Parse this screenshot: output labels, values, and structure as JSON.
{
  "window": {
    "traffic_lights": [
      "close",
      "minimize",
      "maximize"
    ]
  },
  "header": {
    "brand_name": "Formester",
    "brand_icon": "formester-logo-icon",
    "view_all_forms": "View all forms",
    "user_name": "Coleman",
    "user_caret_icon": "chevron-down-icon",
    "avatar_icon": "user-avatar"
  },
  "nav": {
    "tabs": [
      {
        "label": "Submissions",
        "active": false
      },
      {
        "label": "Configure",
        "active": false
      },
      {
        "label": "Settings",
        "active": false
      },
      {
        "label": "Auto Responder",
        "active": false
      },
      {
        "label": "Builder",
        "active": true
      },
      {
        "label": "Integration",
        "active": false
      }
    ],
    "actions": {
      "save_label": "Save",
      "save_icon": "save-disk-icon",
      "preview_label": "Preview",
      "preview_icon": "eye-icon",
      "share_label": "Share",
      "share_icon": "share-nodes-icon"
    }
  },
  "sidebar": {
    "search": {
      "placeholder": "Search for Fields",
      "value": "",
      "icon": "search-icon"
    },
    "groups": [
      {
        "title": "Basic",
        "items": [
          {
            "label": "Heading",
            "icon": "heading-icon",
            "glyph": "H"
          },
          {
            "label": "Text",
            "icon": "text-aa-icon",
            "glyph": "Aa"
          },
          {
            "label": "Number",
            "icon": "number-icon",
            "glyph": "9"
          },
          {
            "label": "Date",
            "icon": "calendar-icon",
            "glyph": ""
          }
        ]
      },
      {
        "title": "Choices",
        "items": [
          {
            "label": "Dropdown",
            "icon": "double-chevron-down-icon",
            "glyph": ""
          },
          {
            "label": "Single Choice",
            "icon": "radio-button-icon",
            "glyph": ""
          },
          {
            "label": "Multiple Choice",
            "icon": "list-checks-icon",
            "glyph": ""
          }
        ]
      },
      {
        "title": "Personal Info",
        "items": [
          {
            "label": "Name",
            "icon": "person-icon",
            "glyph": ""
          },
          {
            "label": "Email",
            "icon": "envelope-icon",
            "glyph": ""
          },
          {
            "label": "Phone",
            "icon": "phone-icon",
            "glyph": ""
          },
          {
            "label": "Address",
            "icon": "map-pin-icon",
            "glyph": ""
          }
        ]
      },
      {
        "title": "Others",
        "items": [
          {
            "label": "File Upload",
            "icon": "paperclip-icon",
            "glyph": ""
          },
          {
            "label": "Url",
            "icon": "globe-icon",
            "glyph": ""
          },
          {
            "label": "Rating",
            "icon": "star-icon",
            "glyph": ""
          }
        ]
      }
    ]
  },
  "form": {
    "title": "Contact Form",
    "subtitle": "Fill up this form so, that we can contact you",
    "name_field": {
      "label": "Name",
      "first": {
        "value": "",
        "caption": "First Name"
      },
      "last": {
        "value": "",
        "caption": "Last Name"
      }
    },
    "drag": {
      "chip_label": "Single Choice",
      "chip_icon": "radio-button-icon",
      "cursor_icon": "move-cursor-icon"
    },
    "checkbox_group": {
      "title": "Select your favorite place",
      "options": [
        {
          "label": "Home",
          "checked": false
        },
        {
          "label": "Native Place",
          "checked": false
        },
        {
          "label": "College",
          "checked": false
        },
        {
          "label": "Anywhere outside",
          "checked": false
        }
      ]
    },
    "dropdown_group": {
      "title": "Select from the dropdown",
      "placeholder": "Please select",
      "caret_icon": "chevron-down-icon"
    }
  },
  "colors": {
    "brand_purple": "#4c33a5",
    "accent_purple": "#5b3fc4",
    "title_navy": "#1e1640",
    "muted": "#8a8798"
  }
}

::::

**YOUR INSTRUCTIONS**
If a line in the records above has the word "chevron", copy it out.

**SOLUTION TO THE PROBLEM**
    "user_caret_icon": "chevron-down-icon",
            "icon": "double-chevron-down-icon",
      "caret_icon": "chevron-down-icon"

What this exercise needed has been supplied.